Deanna Singh, Flying Elephant

Think you can’t pull off launching a business? In one incredible year, social entrepreneur and Girl Scout alum Deanna Singh launched three businesses under the umbrella organization of Flying Elephant in her hometown of Milwaukee, Wisconsin. Stories to Tell is a children’s book publisher; Uplifting Impact provides leadership and entrepreneurship coaching as well as DEI (diversity, equity, and inclusion) training; and Birth Coach Milwaukee is a doula program that supports, among others, low-income families. “We’re trying to eliminate the disparities,” she explains, “for women of color in labor.”

Natasha Bansgopaul, DarcMatter

Gold Award Girl Scout alum Natasha Bansgopaul isn’t just a disrupter—she’s a disrupter in an old-school industry: finance. “In traditional financial services, most of these alternative deals are done behind closed doors, with some folks still utilizing fax machines, believe it or not,” Natasha explains. By founding DarcMatter, a global financial technology platform for investments, Natasha built an online platform to make it easier for fund managers and investors to find each other. Natasha’s platform started in 2014 with ten funds and 100 investors. Today, DarcMatter has more than 150 funds totaling more than $6.5 billion.

Andrea Fairweather, Fairweather Faces

Andrea Fairweather launched Fairweather Faces Traveling Beauty Services, which brings salon services like manicures and makeup application to customers’ homes, more than 20 years ago, with a lot of help from her family. Today, Andrea—who likens makeup application to painting—is proud to be an artist who also has business skills. “It’s rare in the industry to have that duality,” she says. Along with support from her family, Andrea says that growing up as a Girl Scout in Brooklyn set her up for success with what she calls “timeless techniques.” “It [Girl Scouts],” she recalls, “taught me how to be a servant leader.”

Deirdre Roberson, EUMELANIN

Scientist and Girl Scout alum Deirdre Roberson founded her athletic wear line in 2018 as more than just a fashion brand. EUMELANIN is designed to celebrate and empower women of color around the world, with the line’s color palette reflecting melanated skin tones.
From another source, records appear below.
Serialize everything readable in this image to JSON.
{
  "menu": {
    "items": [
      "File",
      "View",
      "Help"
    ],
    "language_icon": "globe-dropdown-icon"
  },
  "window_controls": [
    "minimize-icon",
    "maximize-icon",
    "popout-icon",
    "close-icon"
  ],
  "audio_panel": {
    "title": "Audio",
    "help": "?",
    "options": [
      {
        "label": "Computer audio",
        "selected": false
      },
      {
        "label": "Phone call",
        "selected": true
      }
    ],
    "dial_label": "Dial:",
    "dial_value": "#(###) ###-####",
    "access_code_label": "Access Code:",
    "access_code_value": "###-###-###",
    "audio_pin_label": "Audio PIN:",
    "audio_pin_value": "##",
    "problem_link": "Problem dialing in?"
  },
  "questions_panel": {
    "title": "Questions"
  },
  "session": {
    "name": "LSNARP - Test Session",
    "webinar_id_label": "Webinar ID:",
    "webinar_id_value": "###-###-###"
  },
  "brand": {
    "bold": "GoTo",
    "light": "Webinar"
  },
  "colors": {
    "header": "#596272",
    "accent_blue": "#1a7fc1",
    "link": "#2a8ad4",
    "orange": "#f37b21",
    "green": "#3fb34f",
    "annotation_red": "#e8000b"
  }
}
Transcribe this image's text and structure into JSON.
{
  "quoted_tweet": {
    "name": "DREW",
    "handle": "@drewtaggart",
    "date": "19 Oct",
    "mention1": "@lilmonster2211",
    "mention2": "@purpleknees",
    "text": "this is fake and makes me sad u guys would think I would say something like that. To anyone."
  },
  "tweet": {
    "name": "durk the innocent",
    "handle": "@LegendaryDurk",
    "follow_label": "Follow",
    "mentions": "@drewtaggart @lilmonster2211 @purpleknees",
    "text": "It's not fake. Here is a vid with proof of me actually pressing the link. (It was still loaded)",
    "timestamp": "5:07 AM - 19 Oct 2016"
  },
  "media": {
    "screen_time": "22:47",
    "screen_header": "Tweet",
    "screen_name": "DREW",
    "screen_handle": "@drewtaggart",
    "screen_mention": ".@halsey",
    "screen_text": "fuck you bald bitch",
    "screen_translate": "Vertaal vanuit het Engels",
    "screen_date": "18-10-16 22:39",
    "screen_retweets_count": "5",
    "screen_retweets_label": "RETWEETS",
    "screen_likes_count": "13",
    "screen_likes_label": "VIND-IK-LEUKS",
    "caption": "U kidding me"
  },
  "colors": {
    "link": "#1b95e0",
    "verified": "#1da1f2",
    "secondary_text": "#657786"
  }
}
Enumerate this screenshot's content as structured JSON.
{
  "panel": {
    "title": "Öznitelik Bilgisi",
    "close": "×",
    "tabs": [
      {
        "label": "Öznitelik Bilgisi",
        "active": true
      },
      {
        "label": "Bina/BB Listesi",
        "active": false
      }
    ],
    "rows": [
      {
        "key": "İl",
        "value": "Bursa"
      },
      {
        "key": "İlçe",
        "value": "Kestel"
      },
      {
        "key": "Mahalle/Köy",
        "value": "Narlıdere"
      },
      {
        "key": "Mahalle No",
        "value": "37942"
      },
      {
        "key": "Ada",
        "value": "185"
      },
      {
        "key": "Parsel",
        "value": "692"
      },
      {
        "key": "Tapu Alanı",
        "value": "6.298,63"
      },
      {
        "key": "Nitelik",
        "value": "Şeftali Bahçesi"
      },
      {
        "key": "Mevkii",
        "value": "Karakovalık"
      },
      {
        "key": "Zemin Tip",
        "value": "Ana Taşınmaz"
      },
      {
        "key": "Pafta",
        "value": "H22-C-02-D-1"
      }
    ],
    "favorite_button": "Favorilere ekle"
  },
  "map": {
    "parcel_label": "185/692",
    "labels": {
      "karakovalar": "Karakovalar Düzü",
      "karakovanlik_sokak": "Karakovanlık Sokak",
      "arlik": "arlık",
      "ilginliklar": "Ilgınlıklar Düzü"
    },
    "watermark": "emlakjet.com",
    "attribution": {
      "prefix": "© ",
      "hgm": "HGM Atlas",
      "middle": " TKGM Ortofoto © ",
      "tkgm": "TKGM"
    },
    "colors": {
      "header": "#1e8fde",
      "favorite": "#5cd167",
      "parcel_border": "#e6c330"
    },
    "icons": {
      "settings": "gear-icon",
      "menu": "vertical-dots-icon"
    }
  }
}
In addition, both the clothing and jewelry lines showcase the chemical structure of melanin itself. “All the shades are beautiful,” she says, “and we pay close attention to deeper, darker chocolates in order to confront the idea of colorism head-on.”